Less Is More
ABET’s Criterion 3 needs to be streamlined.
Opinion By Debra Larson, Ron McKean, and Steven Cramer
By most accounts, the paradigm change introduced through the 11 learning outcomes of ABET’s EC 2000 Criterion 3 has had a positive impact on engineering education. Our curricular attention was expanded beyond technical readiness to include design, teamwork, communications, professional responsibilities, ethics, contemporary issues, general education, and lifelong learning. Still, 10 years’ experience has exposed shortcomings and operational challenges. Now, with the pace of change that prompted Criterion 3 continuing to accelerate, many in our profession wish to add still more outcomes, believing that these will attract and produce a generation of engineers better prepared to solve the challenges of the new millennium. Although well-intentioned, such an approach fails to recognize important issues facing higher education, including public skepticism about value; an increased regulatory and auditing environment; demands for improved access, retention, and graduation rates; and significant declines in state funding appropriations. More outcomes would result in diminishing educational returns and less agile, less responsive programs, and would impede innovations.

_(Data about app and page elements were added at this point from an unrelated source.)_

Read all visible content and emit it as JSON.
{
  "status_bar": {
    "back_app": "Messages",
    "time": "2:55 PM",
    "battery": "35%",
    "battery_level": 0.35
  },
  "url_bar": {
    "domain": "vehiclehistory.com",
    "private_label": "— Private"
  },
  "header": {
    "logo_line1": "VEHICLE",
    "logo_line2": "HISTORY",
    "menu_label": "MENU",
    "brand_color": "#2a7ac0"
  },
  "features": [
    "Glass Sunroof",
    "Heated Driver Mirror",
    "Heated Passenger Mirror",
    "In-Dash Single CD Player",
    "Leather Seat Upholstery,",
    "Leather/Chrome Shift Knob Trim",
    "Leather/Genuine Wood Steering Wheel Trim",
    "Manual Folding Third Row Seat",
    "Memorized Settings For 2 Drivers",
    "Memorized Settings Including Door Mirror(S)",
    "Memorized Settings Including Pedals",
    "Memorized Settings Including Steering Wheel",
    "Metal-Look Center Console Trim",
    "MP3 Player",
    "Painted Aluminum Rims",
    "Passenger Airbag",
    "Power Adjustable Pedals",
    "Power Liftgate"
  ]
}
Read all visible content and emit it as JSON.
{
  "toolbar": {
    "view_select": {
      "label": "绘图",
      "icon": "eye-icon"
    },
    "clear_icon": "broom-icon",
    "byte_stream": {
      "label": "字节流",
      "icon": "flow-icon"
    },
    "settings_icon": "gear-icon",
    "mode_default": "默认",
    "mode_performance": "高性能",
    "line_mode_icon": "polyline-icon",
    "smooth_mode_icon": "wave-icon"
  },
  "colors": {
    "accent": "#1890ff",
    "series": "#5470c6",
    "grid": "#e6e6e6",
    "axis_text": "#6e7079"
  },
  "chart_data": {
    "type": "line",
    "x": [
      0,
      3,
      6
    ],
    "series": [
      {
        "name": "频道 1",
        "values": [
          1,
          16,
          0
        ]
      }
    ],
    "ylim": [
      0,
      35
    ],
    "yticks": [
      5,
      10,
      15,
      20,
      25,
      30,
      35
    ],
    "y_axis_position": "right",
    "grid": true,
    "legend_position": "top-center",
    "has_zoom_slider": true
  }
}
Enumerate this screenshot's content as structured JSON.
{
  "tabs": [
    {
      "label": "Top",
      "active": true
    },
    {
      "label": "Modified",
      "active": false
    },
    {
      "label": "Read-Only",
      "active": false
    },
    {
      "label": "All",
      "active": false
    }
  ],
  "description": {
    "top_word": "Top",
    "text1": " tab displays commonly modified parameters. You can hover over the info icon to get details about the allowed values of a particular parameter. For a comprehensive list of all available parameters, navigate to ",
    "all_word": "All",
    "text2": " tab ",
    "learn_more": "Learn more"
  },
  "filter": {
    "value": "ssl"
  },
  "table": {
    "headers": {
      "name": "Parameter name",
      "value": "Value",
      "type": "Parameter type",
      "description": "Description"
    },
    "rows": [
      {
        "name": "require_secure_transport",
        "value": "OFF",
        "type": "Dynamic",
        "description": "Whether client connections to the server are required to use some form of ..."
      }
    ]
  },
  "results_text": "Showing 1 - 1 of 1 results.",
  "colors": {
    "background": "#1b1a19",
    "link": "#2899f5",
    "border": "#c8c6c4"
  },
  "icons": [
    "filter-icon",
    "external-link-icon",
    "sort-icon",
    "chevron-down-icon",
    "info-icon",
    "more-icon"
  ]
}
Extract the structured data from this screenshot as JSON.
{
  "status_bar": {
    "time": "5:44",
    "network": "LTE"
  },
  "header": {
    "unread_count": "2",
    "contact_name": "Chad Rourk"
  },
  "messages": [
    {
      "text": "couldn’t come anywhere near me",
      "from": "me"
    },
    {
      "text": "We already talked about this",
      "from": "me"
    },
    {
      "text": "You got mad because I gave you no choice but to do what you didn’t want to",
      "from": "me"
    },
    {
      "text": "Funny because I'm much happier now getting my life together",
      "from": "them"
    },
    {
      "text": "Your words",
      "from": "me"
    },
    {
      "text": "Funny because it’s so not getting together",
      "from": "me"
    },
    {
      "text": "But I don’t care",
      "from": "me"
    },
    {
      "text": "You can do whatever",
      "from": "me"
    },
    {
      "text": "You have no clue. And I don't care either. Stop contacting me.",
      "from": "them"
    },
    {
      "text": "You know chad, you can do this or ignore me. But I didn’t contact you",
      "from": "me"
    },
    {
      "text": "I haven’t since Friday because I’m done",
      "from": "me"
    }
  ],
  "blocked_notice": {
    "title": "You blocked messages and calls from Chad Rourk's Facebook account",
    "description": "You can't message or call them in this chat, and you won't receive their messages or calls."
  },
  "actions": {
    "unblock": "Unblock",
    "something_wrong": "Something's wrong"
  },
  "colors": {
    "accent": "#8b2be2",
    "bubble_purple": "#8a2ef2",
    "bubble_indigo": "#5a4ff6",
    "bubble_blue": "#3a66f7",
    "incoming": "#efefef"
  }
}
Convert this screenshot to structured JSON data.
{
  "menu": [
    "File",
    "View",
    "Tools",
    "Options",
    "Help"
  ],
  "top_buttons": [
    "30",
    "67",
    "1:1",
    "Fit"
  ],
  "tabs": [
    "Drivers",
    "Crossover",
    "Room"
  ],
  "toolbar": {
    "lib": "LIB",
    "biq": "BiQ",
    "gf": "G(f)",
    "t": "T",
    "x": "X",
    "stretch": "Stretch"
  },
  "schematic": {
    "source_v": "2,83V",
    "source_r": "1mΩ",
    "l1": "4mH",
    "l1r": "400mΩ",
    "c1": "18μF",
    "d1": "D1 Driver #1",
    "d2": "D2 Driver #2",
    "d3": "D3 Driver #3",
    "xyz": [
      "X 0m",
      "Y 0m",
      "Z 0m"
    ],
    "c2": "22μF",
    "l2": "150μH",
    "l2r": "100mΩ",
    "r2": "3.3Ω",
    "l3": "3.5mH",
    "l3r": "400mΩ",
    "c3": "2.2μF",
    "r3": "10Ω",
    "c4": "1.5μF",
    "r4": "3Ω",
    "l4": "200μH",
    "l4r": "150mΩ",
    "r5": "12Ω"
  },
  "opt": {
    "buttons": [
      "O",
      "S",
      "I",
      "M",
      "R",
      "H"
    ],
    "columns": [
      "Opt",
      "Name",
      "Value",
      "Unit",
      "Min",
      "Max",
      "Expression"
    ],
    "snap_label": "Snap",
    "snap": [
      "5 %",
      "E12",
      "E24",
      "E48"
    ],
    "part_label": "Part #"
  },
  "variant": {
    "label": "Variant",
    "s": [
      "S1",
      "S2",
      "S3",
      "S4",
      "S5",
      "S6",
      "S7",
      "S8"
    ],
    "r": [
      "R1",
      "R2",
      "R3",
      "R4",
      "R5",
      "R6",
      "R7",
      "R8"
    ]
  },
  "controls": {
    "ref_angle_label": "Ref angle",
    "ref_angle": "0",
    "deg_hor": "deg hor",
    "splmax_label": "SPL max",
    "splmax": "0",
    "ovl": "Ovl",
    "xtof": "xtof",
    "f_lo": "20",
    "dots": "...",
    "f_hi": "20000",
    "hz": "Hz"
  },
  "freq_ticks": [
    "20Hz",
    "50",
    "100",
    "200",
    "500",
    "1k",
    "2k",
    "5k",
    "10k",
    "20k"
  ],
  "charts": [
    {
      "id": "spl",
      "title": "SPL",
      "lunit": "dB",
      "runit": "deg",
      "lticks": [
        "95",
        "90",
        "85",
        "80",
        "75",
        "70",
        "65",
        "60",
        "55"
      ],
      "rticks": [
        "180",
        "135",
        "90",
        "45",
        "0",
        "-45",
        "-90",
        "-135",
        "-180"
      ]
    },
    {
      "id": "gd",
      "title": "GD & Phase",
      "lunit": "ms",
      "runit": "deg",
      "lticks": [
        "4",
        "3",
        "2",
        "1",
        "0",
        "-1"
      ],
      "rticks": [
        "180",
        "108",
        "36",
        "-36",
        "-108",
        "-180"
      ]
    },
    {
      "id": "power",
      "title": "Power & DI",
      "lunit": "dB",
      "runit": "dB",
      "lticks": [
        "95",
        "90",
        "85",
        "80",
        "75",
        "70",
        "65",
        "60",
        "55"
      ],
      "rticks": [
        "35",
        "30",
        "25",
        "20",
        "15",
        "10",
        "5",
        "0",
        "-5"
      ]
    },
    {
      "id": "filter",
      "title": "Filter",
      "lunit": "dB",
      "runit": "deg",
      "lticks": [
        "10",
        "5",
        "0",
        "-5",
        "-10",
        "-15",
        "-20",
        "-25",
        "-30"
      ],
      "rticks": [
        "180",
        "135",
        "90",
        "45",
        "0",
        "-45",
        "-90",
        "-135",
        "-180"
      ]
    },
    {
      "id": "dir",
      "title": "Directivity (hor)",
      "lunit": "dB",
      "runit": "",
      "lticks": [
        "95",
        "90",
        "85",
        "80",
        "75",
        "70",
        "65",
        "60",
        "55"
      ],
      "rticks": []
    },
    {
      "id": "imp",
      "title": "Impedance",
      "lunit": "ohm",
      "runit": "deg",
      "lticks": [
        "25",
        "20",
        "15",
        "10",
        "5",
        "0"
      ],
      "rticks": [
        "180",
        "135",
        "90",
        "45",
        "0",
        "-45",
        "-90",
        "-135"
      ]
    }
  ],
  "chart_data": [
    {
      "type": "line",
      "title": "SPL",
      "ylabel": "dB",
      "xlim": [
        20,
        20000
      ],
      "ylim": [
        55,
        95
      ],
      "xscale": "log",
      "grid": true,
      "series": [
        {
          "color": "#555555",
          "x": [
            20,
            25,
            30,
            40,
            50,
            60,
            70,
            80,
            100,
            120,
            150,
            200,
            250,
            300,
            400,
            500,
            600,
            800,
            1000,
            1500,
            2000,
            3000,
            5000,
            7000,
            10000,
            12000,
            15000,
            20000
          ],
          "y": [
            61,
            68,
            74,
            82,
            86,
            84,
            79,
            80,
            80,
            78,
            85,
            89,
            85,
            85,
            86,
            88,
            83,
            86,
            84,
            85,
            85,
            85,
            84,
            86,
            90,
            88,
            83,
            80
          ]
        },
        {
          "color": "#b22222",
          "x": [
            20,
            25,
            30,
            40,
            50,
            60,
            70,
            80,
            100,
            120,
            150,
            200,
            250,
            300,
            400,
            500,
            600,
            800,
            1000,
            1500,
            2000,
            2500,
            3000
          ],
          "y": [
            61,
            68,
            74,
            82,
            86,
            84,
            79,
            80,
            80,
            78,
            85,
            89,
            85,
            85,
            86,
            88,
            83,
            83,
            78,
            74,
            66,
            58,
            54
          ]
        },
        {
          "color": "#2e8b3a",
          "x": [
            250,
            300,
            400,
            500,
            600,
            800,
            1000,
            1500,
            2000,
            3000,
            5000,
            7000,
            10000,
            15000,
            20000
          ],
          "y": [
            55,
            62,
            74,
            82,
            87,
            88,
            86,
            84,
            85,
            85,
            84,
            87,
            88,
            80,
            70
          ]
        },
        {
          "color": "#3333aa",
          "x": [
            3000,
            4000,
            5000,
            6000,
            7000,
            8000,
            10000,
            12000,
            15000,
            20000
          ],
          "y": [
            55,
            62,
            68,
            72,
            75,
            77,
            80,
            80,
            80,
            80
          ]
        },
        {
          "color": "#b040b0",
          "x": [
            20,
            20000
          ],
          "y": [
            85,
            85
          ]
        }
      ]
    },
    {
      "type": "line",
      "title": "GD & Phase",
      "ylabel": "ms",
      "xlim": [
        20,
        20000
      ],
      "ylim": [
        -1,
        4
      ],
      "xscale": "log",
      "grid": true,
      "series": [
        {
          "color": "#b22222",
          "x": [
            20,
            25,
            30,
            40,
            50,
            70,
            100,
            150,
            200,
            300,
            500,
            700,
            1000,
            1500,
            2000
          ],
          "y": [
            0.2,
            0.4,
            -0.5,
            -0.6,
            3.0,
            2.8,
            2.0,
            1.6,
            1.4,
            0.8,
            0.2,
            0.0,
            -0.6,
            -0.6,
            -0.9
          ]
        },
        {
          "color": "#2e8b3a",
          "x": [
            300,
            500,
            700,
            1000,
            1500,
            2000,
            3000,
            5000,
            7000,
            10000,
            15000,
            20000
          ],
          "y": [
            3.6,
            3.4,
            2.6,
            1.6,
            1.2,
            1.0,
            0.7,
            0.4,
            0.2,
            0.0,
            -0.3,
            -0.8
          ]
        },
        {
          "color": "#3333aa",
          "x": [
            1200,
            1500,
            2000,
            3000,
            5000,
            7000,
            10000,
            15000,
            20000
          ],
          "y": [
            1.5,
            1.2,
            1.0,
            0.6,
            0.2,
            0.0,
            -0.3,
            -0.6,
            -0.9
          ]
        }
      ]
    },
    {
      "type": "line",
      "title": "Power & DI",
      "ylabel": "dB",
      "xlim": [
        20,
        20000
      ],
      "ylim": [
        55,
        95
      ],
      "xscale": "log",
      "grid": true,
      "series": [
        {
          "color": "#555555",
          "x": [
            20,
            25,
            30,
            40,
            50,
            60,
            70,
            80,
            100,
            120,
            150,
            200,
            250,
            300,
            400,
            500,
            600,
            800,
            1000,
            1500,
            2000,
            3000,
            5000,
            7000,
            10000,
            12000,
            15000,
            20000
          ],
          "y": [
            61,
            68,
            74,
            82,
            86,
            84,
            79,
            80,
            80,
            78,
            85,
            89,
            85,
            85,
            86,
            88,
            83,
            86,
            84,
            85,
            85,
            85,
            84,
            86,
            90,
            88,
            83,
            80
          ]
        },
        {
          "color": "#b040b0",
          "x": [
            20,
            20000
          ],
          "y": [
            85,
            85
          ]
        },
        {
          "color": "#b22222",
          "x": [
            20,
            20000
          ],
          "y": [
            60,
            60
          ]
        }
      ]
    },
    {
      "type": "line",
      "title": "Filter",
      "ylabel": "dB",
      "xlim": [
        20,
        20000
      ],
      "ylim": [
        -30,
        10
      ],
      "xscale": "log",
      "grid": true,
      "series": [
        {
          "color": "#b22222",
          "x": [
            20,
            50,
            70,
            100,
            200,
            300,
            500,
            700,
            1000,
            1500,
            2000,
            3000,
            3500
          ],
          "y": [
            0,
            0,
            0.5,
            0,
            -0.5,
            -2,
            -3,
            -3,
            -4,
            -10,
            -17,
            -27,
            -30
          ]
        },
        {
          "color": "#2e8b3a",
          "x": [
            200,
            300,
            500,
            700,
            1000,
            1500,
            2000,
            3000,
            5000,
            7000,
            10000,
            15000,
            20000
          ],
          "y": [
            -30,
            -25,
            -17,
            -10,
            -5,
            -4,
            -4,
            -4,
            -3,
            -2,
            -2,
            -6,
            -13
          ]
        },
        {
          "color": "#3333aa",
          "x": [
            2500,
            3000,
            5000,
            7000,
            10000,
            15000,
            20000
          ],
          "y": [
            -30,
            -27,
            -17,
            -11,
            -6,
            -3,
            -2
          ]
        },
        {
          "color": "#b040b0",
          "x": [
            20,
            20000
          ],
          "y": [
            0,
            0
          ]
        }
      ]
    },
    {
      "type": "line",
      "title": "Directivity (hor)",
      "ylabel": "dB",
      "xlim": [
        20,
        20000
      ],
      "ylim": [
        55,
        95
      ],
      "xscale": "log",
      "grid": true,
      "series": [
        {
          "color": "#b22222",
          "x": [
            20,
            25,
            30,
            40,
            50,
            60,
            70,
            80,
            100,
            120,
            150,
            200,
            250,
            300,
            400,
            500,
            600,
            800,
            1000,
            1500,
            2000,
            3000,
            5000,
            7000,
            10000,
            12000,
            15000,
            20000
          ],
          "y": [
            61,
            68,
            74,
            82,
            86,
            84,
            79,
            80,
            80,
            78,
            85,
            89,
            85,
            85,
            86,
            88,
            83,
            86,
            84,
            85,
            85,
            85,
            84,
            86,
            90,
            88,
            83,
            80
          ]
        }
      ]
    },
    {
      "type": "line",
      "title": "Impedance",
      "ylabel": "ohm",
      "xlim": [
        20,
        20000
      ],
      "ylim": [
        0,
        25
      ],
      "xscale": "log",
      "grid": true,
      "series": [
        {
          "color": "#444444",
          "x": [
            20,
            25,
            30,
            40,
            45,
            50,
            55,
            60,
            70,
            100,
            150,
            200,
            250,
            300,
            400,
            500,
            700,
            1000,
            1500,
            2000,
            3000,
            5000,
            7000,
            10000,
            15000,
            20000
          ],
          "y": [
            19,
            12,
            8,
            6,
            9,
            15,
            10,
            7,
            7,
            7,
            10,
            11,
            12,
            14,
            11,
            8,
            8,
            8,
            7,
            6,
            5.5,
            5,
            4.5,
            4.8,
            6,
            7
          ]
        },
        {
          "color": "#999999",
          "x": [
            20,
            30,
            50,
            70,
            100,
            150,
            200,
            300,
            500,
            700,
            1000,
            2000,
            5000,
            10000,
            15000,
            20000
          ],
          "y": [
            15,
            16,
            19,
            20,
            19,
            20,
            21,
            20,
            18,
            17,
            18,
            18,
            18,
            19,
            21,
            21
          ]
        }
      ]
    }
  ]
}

Rather than a more extensive list of outcomes, tomorrow’s challenges demand lean processes, innovation, flexibility, and multidisciplinary collaborations. Therefore, the Academic Advisory Council (AAC) to the Board of Directors of ABET is proposing a different, “less is more” approach to Criterion 3, Student Outcomes. The AAC – a diverse group of academic administrators who represent the broad spectrum of U.S. universities that offer ABET-accredited programs in engineering, engineering technology, computing, and applied science programs – recommends that Criterion 3 be refined to five core outcomes while encouraging program distinctiveness.
First, in the context of the engineering accreditation criteria, we are proposing a consolidation of the existing outcomes on experiments and data, design, teamwork, engineering problem solving, professional and ethical responsibilities, communications, and tools into four core outcomes that might read this way: A. An ability to perform measurement, data collection, and analysis utilizing current engineering tools and techniques. B. An ability to identify, formulate, and solve a range of engineering problems. C. An ability to apply engineering principles to design a system, component, or process with realistic constraints. D. Demonstration of professional behaviors through teaming skills, communications, and ethical responsibilities.
Second, the AAC is proposing a fifth outcome, whereby each institutional program shall specify one or more program-defined outcomes. This outcome will be informed by the program’s constituencies. It is intended to invite innovations and represent the program’s distinctiveness as reflected in its graduates. Third, Criterion 3 outcomes not captured in this consolidation – mathematics, science, and engineering; broad education; and contemporary issues – should be incorporated into Criterion 5. This criterion pertains to knowledge areas that form the foundation of a modern baccalaureate degree and are inherent in the proposed Criterion 3 outcomes A-D. Finally, the ability to engage in lifelong learning involves success and competency post-graduation and, as such, is better aligned with the focus of Criterion 2.
The ABET Accreditation Council, the commissions, and, ultimately, the ABET Board of Directors are considering this recommendation along with others. The AAC strongly values accreditation and the beneficial and modernizing changes brought forward by EC 2000. However, Criterion 3, developed primarily in the 1990s, is becoming misaligned with the challenges facing the engineering profession and higher education. These challenges require a bold vision, one that keeps accreditation relevant and valuable while encouraging future-forward solutions. We believe the AAC’s proposal does this by realigning and refining requirements into a simpler construct. “Less is more” is a paradoxically potent proposal for engineering in the 21st century.
Debra Larson is dean of engineering at Cal Poly, San Luis Obispo; Ron McKean is interim associate dean of operations at Ferris State University’s College of Engineering Technology; Steven Cramer is associate dean of engineering at the University of Wisconsin, Madison. All are members of the Academic Advisory Council (AAC) to the Board of Directors of ABET.